Recently, I noticed that when I picked up a prescription for a (for me new) medication that's mostly used for one purpose, I suddenly got dozens of spam e-mails wanting to "help" me with a particular diagnosis I don't have. And that's the few that went through the double layer spam filter. It was way too pervasive to be a coincidence.

I've been taking moderately special purpose meds off and on for years (the sorts of things you take when you have a bone marrow transplant).

I have NEVER gotten any spam emails as a result (unless you count that "you really need to refill your prescription since you're about to run out of pills, you dolt!" sort that I get as a reminder from the drugstore)....

I don't know if it's the cause here, but if you Google for something, obviously Google's entire value model is to sell that info to advertisers. Likewise if you send or receive gmail about something. Then there's also looking it up on WebMD or another site to find the side effects. I would be a lot more suspicious of online activity "leaking" to spammers than a pharmacy selling it.

Comment Re:Test of Time (Score 4, Informative) 181

This was my reaction to that comment, too. Swift is a strongly typed language, it just infers the type at compile time so the programmer doesn't have to manually enter it when declaring the variable. Considering it also differentiates between variables which can contain "nil" and ones that can't in its type system, I'd say it's one of the most strongly typed languages in common use, so I don't understand the statement.

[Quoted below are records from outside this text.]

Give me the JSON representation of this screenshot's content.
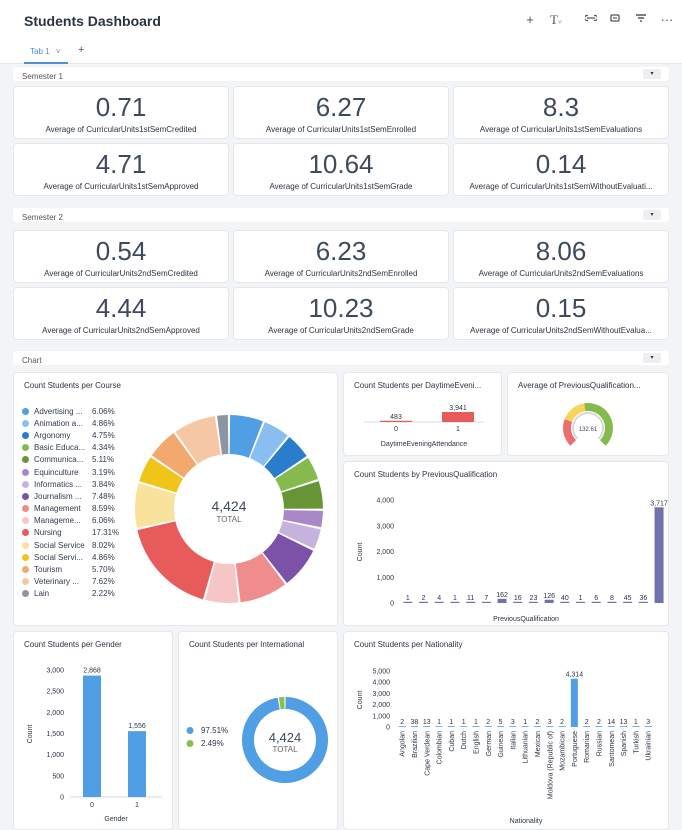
{
  "app": {
    "title": "Students Dashboard",
    "tab": "Tab 1"
  },
  "sections": {
    "sem1": "Semester 1",
    "sem2": "Semester 2",
    "chart": "Chart"
  },
  "kpis": [
    {
      "value": "0.71",
      "label": "Average of CurricularUnits1stSemCredited"
    },
    {
      "value": "6.27",
      "label": "Average of CurricularUnits1stSemEnrolled"
    },
    {
      "value": "8.3",
      "label": "Average of CurricularUnits1stSemEvaluations"
    },
    {
      "value": "4.71",
      "label": "Average of CurricularUnits1stSemApproved"
    },
    {
      "value": "10.64",
      "label": "Average of CurricularUnits1stSemGrade"
    },
    {
      "value": "0.14",
      "label": "Average of CurricularUnits1stSemWithoutEvaluati..."
    },
    {
      "value": "0.54",
      "label": "Average of CurricularUnits2ndSemCredited"
    },
    {
      "value": "6.23",
      "label": "Average of CurricularUnits2ndSemEnrolled"
    },
    {
      "value": "8.06",
      "label": "Average of CurricularUnits2ndSemEvaluations"
    },
    {
      "value": "4.44",
      "label": "Average of CurricularUnits2ndSemApproved"
    },
    {
      "value": "10.23",
      "label": "Average of CurricularUnits2ndSemGrade"
    },
    {
      "value": "0.15",
      "label": "Average of CurricularUnits2ndSemWithoutEvalua..."
    }
  ],
  "chart_data": [
    {
      "type": "pie",
      "title": "Count Students per Course",
      "center_value": "4,424",
      "center_label": "TOTAL",
      "categories": [
        "Advertising ...",
        "Animation a...",
        "Argonomy",
        "Basic Educa...",
        "Communica...",
        "Equinculture",
        "Informatics ...",
        "Journalism ...",
        "Management",
        "Manageme...",
        "Nursing",
        "Social Service",
        "Social Servi...",
        "Tourism",
        "Veterinary ...",
        "Lain"
      ],
      "percent_labels": [
        "6.06%",
        "4.86%",
        "4.75%",
        "4.34%",
        "5.11%",
        "3.19%",
        "3.84%",
        "7.48%",
        "8.59%",
        "6.06%",
        "17.31%",
        "8.02%",
        "4.86%",
        "5.70%",
        "7.62%",
        "2.22%"
      ],
      "values": [
        6.06,
        4.86,
        4.75,
        4.34,
        5.11,
        3.19,
        3.84,
        7.48,
        8.59,
        6.06,
        17.31,
        8.02,
        4.86,
        5.7,
        7.62,
        2.22
      ],
      "colors": [
        "#509ee3",
        "#88bff0",
        "#2a7ccc",
        "#84bb4c",
        "#689636",
        "#a989c5",
        "#c5b3dd",
        "#7b52a8",
        "#ef8c8c",
        "#f6c6c6",
        "#e75b5b",
        "#f9e29c",
        "#f0c419",
        "#f2a86f",
        "#f5c7a3",
        "#8c95a1"
      ]
    },
    {
      "type": "bar",
      "title": "Count Students per DaytimeEveni...",
      "xlabel": "DaytimeEveningAttendance",
      "categories": [
        "0",
        "1"
      ],
      "values": [
        483,
        3941
      ],
      "value_labels": [
        "483",
        "3,941"
      ],
      "color": "#e75b5b"
    },
    {
      "type": "gauge",
      "title": "Average of PreviousQualification...",
      "value": 132.61,
      "value_label": "132.61"
    },
    {
      "type": "bar",
      "title": "Count Students by PreviousQualification",
      "xlabel": "PreviousQualification",
      "ylabel": "Count",
      "ylim": [
        0,
        4000
      ],
      "yticks": [
        "0",
        "1,000",
        "2,000",
        "3,000",
        "4,000"
      ],
      "values": [
        1,
        2,
        4,
        1,
        11,
        7,
        162,
        16,
        23,
        126,
        40,
        1,
        6,
        8,
        45,
        36,
        3717,
        219
      ],
      "value_labels": [
        "1",
        "2",
        "4",
        "1",
        "11",
        "7",
        "162",
        "16",
        "23",
        "126",
        "40",
        "1",
        "6",
        "8",
        "45",
        "36",
        "3,717",
        "219"
      ],
      "color": "#7172ad"
    },
    {
      "type": "bar",
      "title": "Count Students per Gender",
      "xlabel": "Gender",
      "ylabel": "Count",
      "ylim": [
        0,
        3000
      ],
      "yticks": [
        "0",
        "500",
        "1,000",
        "1,500",
        "2,000",
        "2,500",
        "3,000"
      ],
      "categories": [
        "0",
        "1"
      ],
      "values": [
        2868,
        1556
      ],
      "value_labels": [
        "2,868",
        "1,556"
      ],
      "color": "#509ee3"
    },
    {
      "type": "pie",
      "title": "Count Students per International",
      "center_value": "4,424",
      "center_label": "TOTAL",
      "percent_labels": [
        "97.51%",
        "2.49%"
      ],
      "values": [
        97.51,
        2.49
      ],
      "colors": [
        "#509ee3",
        "#88bf4d"
      ]
    },
    {
      "type": "bar",
      "title": "Count Students per Nationality",
      "xlabel": "Nationality",
      "ylabel": "Count",
      "ylim": [
        0,
        5000
      ],
      "yticks": [
        "0",
        "1,000",
        "2,000",
        "3,000",
        "4,000",
        "5,000"
      ],
      "categories": [
        "Angolan",
        "Brazilian",
        "Cape Verdean",
        "Colombian",
        "Cuban",
        "Dutch",
        "English",
        "German",
        "Guinean",
        "Italian",
        "Lithuanian",
        "Mexican",
        "Moldova (Republic of)",
        "Mozambican",
        "Portuguese",
        "Romanian",
        "Russian",
        "Santomean",
        "Spanish",
        "Turkish",
        "Ukrainian"
      ],
      "values": [
        2,
        38,
        13,
        1,
        1,
        1,
        1,
        2,
        5,
        3,
        1,
        2,
        3,
        2,
        4314,
        2,
        2,
        14,
        13,
        1,
        3
      ],
      "value_labels": [
        "2",
        "38",
        "13",
        "1",
        "1",
        "1",
        "1",
        "2",
        "5",
        "3",
        "1",
        "2",
        "3",
        "2",
        "4,314",
        "2",
        "2",
        "14",
        "13",
        "1",
        "3"
      ],
      "color": "#509ee3"
    }
  ]
}
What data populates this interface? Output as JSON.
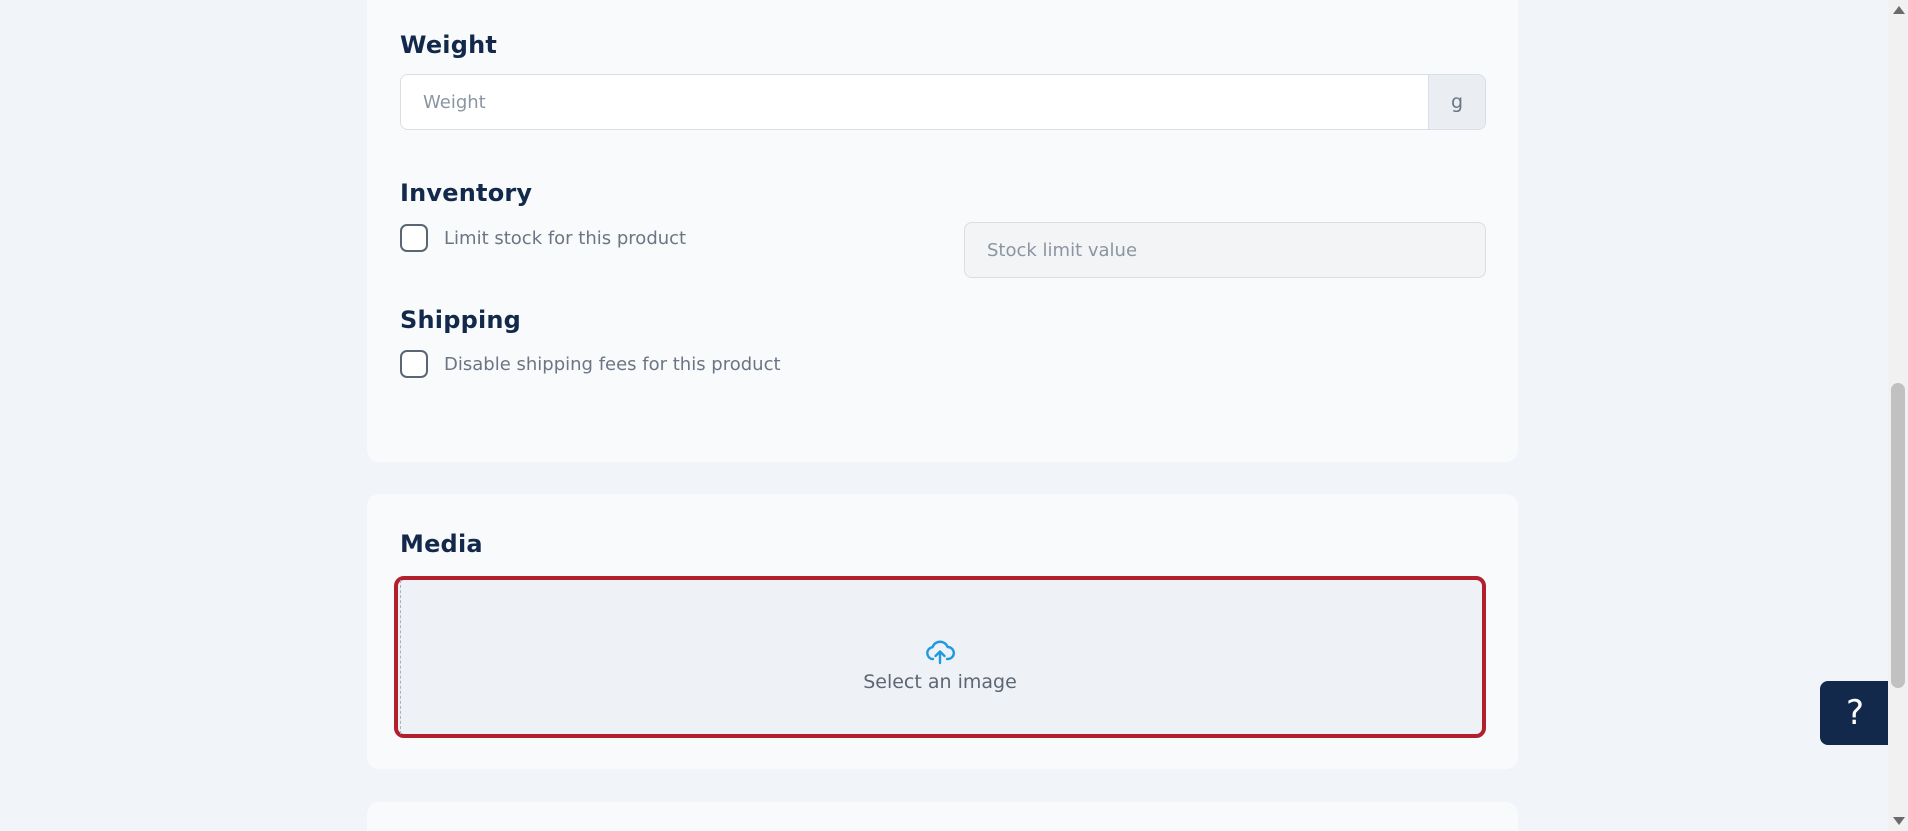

The one platform thing is a bummer, but it's changing pretty fast right now so I don't blame Apple for not wanting to lock any decisions in with third parties yet. I hope they add it to their pile of open source projects before too long, though. Considering the reference implementation is LLVM-based, it shouldn't be hard for it to become very portable very fast.

(Besides, who doesn't like a language which has the entire unicode character set available for variable names, including the symbols? Can make for some colorful code.)

Comment Re:Minecraft Mods (Score 3, Informative) 315

This is how my kids started with Minecraft plugins, a plugin called ScriptCraft:
It lets you write mods in JavaScript, either with separate .js files in a directory or directly on the command line in-game. JavaScript was very approachable and forgiving, and gave them immediate visual feedback on their code. Now my 10-year-old has written a Java mod while my younger one is interested in trying. I swear the desire to mod Minecraft is doing more for STEM than any Pearson curriculum...

Comment Re: It depends (Score 1) 486

Actually, even beginner Java programmers know to use a StringBuilder for these cases, which allows for constant-time appending. It's a little harder to do "right" in C and accidentally get O(n^2) time by reallocating memory each time, but still not hard. The language here isn't making the difference it's their algorithm.

Comment Re:Reasonable royalty (Score 1) 32

The problem comes from "reasonable royalty". The price list should be set by the vendor and once set they shouldn't be able to change it depending on who wants to pay for it.

You can't ask one million or 1$ per unit from company XYZ and then turn around and ask a company that is your competitor ten times the price "just because".

I would add that no standards essential patent should ever be allowed to require a percentage of the final product price as a licensing fee. Your contribution to, say, a networking technology is not necessarily more valuable because someone else added a more expensive case, screen, or battery. It can hardly be "non-discriminatory" when the price is different for each product.

Comment Re:Academic wankery at its finest (Score 4, Insightful) 154

Also... from TFAbstract, they chose the date because all of the nuclear explosions have left a clear marker of radioisotopes which can be easily located when tracing the geological record.

And importantly, this will be true globally. This seems to be what most posters here seem to be ignoring... A hundred thousand years from now you'll probably be able to dig into the ground and identify this epoch anywhere on Earth where the rocks are old enough by the distinct atomic decay signature, among other things.

Computers are unreliable, but humans are even more unreliable. Any system which depends on human reliability is unreliable. -- Gilb